* Wikipedia hoax points to limits of journalists' research (Ars Technica). On journalists' laziness. In related news, this On The Media story, Pulp Fictions, describes some extreme instances of journalists consciously lying, certainly not doing their jobs. (Note: according to the online comments about that piece (1,2), some of the facts about Samuel Johnson in the segment are incorrect or misleading.)
Society & Culture:
* Qapla! (WNYC's On The Media via NPR). A cute, long retrospective on the evolution of and social and cultural statements made by Star Trek.
Politics & Statistics:
* The Devil Is in the Digits (Washington Post). Using statistics to investigate possible election fraud in Iran. It's an intriguing prospect, but I'm not quite sure how I should take these results.
Finance & Statistics:
* What Does Your Credit-Card Company Know About You? (New York Times). On how credit card companies mine their data. (Only the first half of the article is on this subject and worth reading.) While the article only describes how the data is being used to influence how the company manages the relationship with the consumer (e.g., setting credit limits, thinking about risk of bankruptcy, deciding when to call), I can think of many more insights the companies could derive from their data that they're not doing. This is just the tip--although an interesting one--of the iceberg.
* Chemist Shows How RNA Can Be the Starting Point for Life (New York Times). Mostly posted because I think it's cool a chemist got an article in the New York Times.
I recently discovered a London-based academic, Dr. Satoshi Kanazawa, who does interesting research in the area of evolutionary biology:
- Big and tall parents have more sons:Further generalizations of the Trivers–Willard hypothesis (pdf) (Journal of Theoretical Biology)

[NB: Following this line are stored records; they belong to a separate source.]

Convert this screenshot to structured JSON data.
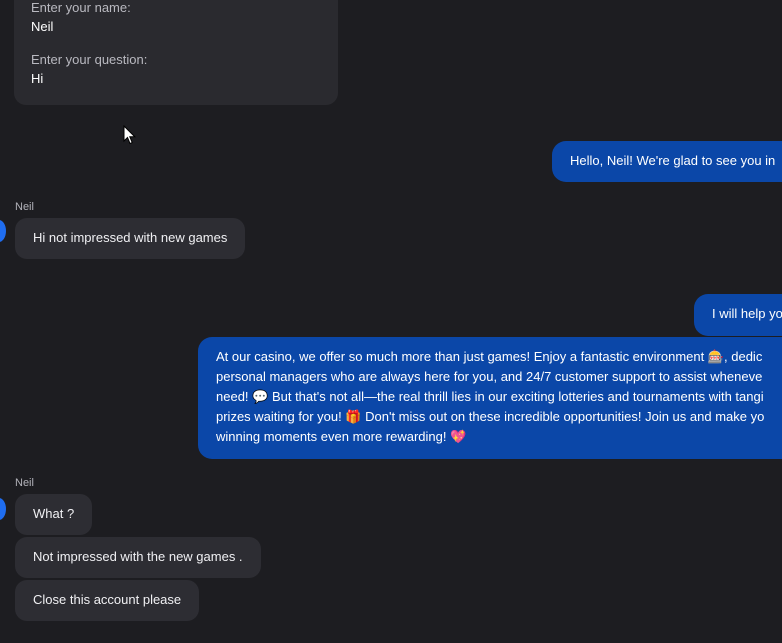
{
  "form": {
    "name_label": "Enter your name:",
    "name_value": "Neil",
    "question_label": "Enter your question:",
    "question_value": "Hi"
  },
  "messages": {
    "bot_greeting": "Hello, Neil! We're glad to see you in",
    "user_1_sender": "Neil",
    "user_1_text": "Hi not impressed with new games",
    "bot_help": "I will help yo",
    "bot_promo": "At our casino, we offer so much more than just games! Enjoy a fantastic environment 🎰, dedic personal managers who are always here for you, and 24/7 customer support to assist wheneve need! 💬 But that's not all—the real thrill lies in our exciting lotteries and tournaments with tangi prizes waiting for you! 🎁 Don't miss out on these incredible opportunities! Join us and make yo winning moments even more rewarding! 💖",
    "user_2_sender": "Neil",
    "user_2_text_1": "What ?",
    "user_2_text_2": "Not impressed with the new games .",
    "user_2_text_3": "Close this account please"
  },
  "colors": {
    "background": "#1d1d21",
    "bot_bubble": "#0b47a8",
    "user_bubble": "#2d2d33",
    "avatar": "#1f6df0"
  }
}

- Beautiful parents have more daughters: A further implication of the generalized Trivers–Willard hypothesis (gTWH) (pdf) (Journal of Theoretical Biology)
- Why beautiful people are more intelligent (pdf) (Intelligence)
* The best optical illusion I have seen all year (Richard Wiseman blog). Astounding. The title is apt.